The place of women in Indian politics reflects the opportunities and constraints that are associated with its democracy. Women have been key to numerous social movements and non-governmental organisations that underlie India’s vibrant civil society.
Whenever issues regarding women were addressed in the parliament our male politicians reached a new level of low grade. Politicians are often seen to use sexist remarks in parliament. According to a report published in 2017, India ranked 148th position in ‘Women in Parliament’ and at 88th position in ‘Women at ministerial position’. Our parliament currently has 11.8% women representation and state assemblies have only 9% even though ‘women empowerment has become a catchphrase in every government policy. Women need representation in parliament because it gives them equality. The constitution of India guarantees justice- social, economic and political, liberty of thought, and equality to all citizens. With gender-based violence ripping the country apart it has become more evident for an equal representation of women in politics. Self- representation and self-determination is a great step towards women empowerment.
The major challenges that women face are gender stereotypes. Women received less funding as compared to their male counterparts during elections. There is a lack of political network which in turn acts as a barrier for common women to take part in politics. The women reservation bill which would allow 1/3rd representation of women in the parliament has not yet been passed by the Lok Sabha.

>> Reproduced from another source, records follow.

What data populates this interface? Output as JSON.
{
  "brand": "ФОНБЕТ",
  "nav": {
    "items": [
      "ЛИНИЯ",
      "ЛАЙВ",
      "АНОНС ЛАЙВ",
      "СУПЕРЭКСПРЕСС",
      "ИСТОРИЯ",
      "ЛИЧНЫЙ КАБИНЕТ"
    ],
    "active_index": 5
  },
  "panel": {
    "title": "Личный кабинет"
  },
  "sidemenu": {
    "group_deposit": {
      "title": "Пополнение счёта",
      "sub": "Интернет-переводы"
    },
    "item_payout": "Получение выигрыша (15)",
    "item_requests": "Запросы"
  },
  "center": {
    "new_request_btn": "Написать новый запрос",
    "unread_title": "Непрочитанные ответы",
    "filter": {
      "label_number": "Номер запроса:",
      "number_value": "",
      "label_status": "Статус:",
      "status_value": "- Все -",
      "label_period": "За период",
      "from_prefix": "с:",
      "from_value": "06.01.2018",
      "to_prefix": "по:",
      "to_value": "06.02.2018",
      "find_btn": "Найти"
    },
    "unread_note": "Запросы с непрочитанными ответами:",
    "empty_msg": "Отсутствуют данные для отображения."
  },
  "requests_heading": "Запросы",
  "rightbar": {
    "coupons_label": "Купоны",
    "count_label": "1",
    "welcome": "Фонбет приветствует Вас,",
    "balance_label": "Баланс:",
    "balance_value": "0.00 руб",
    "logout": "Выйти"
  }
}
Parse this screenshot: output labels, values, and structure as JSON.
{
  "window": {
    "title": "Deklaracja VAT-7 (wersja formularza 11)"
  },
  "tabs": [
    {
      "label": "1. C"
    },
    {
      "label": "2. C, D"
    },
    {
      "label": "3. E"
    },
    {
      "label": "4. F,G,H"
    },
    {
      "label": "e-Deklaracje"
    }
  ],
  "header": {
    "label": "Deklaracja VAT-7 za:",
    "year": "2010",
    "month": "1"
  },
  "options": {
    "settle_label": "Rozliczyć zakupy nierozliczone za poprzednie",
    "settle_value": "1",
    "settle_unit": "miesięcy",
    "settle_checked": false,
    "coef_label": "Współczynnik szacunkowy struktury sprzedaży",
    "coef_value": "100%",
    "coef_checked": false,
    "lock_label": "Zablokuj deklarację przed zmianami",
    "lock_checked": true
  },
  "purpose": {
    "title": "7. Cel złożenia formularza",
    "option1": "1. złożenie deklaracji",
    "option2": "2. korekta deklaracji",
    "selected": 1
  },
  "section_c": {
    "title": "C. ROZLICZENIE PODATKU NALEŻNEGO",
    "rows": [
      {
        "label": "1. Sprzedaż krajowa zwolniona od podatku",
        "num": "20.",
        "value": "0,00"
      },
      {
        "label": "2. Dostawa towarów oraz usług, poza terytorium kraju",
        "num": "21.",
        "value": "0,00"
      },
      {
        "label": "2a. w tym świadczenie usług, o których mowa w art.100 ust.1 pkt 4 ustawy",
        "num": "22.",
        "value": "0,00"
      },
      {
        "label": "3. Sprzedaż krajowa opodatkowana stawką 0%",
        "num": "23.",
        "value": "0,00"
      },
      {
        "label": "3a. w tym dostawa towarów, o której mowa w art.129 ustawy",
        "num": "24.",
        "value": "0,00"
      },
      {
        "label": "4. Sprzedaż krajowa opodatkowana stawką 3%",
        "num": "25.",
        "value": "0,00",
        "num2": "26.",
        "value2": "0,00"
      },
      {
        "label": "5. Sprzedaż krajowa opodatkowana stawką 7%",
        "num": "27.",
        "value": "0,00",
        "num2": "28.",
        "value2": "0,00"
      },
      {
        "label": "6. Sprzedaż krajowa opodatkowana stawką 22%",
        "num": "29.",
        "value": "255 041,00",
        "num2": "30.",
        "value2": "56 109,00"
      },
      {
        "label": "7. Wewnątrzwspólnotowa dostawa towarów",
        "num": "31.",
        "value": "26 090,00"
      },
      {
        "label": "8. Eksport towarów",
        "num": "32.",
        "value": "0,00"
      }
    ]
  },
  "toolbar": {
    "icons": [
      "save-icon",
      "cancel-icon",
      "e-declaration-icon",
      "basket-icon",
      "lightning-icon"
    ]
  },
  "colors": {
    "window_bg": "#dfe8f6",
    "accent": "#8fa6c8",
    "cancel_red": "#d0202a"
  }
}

Although the bill needs some changes, as it only seems to benefit the urban and rich women and not the rural women. When women come to power, their leadership becomes delicate. When they become the minister of parliament their powers are generally limited. They are expected to strictly adhere to the party policy concerning women.